EXERCISE AIM: Type out the entries below again, character for character.

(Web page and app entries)
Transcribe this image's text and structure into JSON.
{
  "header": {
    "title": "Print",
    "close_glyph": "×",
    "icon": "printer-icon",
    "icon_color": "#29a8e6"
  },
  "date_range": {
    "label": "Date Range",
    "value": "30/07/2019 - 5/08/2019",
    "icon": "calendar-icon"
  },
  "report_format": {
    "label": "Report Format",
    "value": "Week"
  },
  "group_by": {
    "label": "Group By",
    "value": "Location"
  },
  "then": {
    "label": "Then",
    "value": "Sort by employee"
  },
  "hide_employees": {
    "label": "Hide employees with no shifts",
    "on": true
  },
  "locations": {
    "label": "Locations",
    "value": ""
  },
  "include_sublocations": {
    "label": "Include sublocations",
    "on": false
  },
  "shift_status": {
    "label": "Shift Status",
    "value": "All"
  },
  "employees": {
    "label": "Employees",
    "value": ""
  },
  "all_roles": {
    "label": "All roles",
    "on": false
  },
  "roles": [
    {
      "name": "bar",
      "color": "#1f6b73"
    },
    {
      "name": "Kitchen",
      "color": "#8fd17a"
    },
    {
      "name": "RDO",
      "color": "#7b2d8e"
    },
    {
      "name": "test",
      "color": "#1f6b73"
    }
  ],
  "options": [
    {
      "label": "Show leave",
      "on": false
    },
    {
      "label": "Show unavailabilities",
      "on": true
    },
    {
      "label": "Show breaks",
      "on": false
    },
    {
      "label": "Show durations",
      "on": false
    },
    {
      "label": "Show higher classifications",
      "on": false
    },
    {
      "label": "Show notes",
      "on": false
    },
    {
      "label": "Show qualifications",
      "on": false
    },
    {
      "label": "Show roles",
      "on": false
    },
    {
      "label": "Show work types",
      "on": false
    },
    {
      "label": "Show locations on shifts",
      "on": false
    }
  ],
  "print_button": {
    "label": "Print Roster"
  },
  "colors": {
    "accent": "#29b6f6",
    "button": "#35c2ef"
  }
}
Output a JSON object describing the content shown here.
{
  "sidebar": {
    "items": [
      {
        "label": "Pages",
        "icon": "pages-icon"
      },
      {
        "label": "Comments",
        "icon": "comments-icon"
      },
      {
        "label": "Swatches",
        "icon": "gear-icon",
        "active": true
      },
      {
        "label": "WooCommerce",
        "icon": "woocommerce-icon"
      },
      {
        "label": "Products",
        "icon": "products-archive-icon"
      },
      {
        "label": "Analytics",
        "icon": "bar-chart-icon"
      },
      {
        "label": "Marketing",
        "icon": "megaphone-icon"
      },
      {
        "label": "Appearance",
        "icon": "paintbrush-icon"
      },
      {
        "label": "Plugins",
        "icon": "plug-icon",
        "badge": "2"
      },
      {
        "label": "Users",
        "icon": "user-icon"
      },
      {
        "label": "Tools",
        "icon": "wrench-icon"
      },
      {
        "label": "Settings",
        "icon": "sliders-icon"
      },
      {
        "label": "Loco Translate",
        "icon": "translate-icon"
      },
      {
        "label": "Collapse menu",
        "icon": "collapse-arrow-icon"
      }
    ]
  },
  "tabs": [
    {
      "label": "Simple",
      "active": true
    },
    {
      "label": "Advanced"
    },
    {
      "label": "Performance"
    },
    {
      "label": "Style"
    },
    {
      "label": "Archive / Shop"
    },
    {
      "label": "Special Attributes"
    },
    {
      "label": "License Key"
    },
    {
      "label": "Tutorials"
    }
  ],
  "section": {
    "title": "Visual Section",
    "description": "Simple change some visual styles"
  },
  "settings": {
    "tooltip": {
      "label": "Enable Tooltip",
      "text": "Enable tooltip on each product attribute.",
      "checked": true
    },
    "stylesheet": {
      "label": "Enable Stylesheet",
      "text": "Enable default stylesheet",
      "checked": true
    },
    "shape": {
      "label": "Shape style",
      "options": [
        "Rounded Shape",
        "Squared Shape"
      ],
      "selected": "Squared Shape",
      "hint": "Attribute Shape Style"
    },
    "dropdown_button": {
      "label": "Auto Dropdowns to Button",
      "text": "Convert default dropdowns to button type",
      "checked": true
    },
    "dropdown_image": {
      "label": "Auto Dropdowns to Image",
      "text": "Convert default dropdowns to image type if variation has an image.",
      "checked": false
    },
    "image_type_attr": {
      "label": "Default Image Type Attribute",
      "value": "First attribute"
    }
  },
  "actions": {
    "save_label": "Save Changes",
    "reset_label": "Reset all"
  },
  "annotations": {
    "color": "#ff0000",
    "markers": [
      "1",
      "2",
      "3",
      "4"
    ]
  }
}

RESPONSE BELOW:
Transcribe this image's text and structure into JSON.
{
  "header": {
    "title": "Print",
    "close_glyph": "×",
    "icon": "printer-icon",
    "icon_color": "#29a8e6"
  },
  "date_range": {
    "label": "Date Range",
    "value": "30/07/2019 - 5/08/2019",
    "icon": "calendar-icon"
  },
  "report_format": {
    "label": "Report Format",
    "value": "Week"
  },
  "group_by": {
    "label": "Group By",
    "value": "Location"
  },
  "then": {
    "label": "Then",
    "value": "Sort by employee"
  },
  "hide_employees": {
    "label": "Hide employees with no shifts",
    "on": true
  },
  "locations": {
    "label": "Locations",
    "value": ""
  },
  "include_sublocations": {
    "label": "Include sublocations",
    "on": false
  },
  "shift_status": {
    "label": "Shift Status",
    "value": "All"
  },
  "employees": {
    "label": "Employees",
    "value": ""
  },
  "all_roles": {
    "label": "All roles",
    "on": false
  },
  "roles": [
    {
      "name": "bar",
      "color": "#1f6b73"
    },
    {
      "name": "Kitchen",
      "color": "#8fd17a"
    },
    {
      "name": "RDO",
      "color": "#7b2d8e"
    },
    {
      "name": "test",
      "color": "#1f6b73"
    }
  ],
  "options": [
    {
      "label": "Show leave",
      "on": false
    },
    {
      "label": "Show unavailabilities",
      "on": true
    },
    {
      "label": "Show breaks",
      "on": false
    },
    {
      "label": "Show durations",
      "on": false
    },
    {
      "label": "Show higher classifications",
      "on": false
    },
    {
      "label": "Show notes",
      "on": false
    },
    {
      "label": "Show qualifications",
      "on": false
    },
    {
      "label": "Show roles",
      "on": false
    },
    {
      "label": "Show work types",
      "on": false
    },
    {
      "label": "Show locations on shifts",
      "on": false
    }
  ],
  "print_button": {
    "label": "Print Roster"
  },
  "colors": {
    "accent": "#29b6f6",
    "button": "#35c2ef"
  }
}
Output a JSON object describing the content shown here.
{
  "sidebar": {
    "items": [
      {
        "label": "Pages",
        "icon": "pages-icon"
      },
      {
        "label": "Comments",
        "icon": "comments-icon"
      },
      {
        "label": "Swatches",
        "icon": "gear-icon",
        "active": true
      },
      {
        "label": "WooCommerce",
        "icon": "woocommerce-icon"
      },
      {
        "label": "Products",
        "icon": "products-archive-icon"
      },
      {
        "label": "Analytics",
        "icon": "bar-chart-icon"
      },
      {
        "label": "Marketing",
        "icon": "megaphone-icon"
      },
      {
        "label": "Appearance",
        "icon": "paintbrush-icon"
      },
      {
        "label": "Plugins",
        "icon": "plug-icon",
        "badge": "2"
      },
      {
        "label": "Users",
        "icon": "user-icon"
      },
      {
        "label": "Tools",
        "icon": "wrench-icon"
      },
      {
        "label": "Settings",
        "icon": "sliders-icon"
      },
      {
        "label": "Loco Translate",
        "icon": "translate-icon"
      },
      {
        "label": "Collapse menu",
        "icon": "collapse-arrow-icon"
      }
    ]
  },
  "tabs": [
    {
      "label": "Simple",
      "active": true
    },
    {
      "label": "Advanced"
    },
    {
      "label": "Performance"
    },
    {
      "label": "Style"
    },
    {
      "label": "Archive / Shop"
    },
    {
      "label": "Special Attributes"
    },
    {
      "label": "License Key"
    },
    {
      "label": "Tutorials"
    }
  ],
  "section": {
    "title": "Visual Section",
    "description": "Simple change some visual styles"
  },
  "settings": {
    "tooltip": {
      "label": "Enable Tooltip",
      "text": "Enable tooltip on each product attribute.",
      "checked": true
    },
    "stylesheet": {
      "label": "Enable Stylesheet",
      "text": "Enable default stylesheet",
      "checked": true
    },
    "shape": {
      "label": "Shape style",
      "options": [
        "Rounded Shape",
        "Squared Shape"
      ],
      "selected": "Squared Shape",
      "hint": "Attribute Shape Style"
    },
    "dropdown_button": {
      "label": "Auto Dropdowns to Button",
      "text": "Convert default dropdowns to button type",
      "checked": true
    },
    "dropdown_image": {
      "label": "Auto Dropdowns to Image",
      "text": "Convert default dropdowns to image type if variation has an image.",
      "checked": false
    },
    "image_type_attr": {
      "label": "Default Image Type Attribute",
      "value": "First attribute"
    }
  },
  "actions": {
    "save_label": "Save Changes",
    "reset_label": "Reset all"
  },
  "annotations": {
    "color": "#ff0000",
    "markers": [
      "1",
      "2",
      "3",
      "4"
    ]
  }
}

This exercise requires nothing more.